*GIVEN INFORMATION*:
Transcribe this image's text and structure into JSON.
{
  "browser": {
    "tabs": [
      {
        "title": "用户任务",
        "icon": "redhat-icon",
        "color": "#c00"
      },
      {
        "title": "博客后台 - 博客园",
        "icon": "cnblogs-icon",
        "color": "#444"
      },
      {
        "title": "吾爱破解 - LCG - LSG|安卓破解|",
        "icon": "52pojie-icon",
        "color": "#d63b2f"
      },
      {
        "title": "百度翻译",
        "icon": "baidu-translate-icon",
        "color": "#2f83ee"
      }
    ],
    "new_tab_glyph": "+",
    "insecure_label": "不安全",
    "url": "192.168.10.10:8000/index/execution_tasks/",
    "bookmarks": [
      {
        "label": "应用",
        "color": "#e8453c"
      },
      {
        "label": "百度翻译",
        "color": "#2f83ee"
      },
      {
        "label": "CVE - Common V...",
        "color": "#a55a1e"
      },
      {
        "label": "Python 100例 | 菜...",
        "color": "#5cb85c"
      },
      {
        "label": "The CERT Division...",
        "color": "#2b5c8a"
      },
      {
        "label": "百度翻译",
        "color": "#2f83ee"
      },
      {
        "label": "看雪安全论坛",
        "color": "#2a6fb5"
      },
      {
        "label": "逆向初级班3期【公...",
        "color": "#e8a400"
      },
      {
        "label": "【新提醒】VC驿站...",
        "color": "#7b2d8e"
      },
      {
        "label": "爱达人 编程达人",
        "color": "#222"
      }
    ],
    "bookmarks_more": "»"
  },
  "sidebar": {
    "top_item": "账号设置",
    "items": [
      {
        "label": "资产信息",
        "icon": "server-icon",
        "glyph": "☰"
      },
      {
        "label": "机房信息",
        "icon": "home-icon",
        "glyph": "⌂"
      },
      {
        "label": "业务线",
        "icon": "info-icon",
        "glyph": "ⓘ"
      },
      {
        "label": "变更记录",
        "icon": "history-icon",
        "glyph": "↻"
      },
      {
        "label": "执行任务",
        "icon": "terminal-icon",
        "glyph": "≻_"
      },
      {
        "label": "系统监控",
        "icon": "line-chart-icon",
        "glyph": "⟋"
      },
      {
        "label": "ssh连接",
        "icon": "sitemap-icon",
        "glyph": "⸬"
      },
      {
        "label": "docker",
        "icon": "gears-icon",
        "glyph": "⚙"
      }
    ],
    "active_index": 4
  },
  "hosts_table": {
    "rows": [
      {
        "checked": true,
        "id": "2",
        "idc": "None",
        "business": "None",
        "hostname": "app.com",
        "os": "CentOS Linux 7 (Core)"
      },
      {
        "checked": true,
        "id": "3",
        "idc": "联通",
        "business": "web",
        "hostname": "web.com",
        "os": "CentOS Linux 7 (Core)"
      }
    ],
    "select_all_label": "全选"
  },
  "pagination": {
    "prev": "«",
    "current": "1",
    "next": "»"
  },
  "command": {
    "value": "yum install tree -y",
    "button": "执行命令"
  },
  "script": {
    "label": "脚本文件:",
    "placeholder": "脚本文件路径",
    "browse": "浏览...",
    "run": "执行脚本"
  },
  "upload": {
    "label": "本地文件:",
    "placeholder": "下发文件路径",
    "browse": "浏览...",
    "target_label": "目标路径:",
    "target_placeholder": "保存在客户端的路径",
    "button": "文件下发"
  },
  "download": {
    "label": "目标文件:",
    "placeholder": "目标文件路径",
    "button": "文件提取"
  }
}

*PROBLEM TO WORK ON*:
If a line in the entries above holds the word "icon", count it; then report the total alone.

*SOLUTION*:
12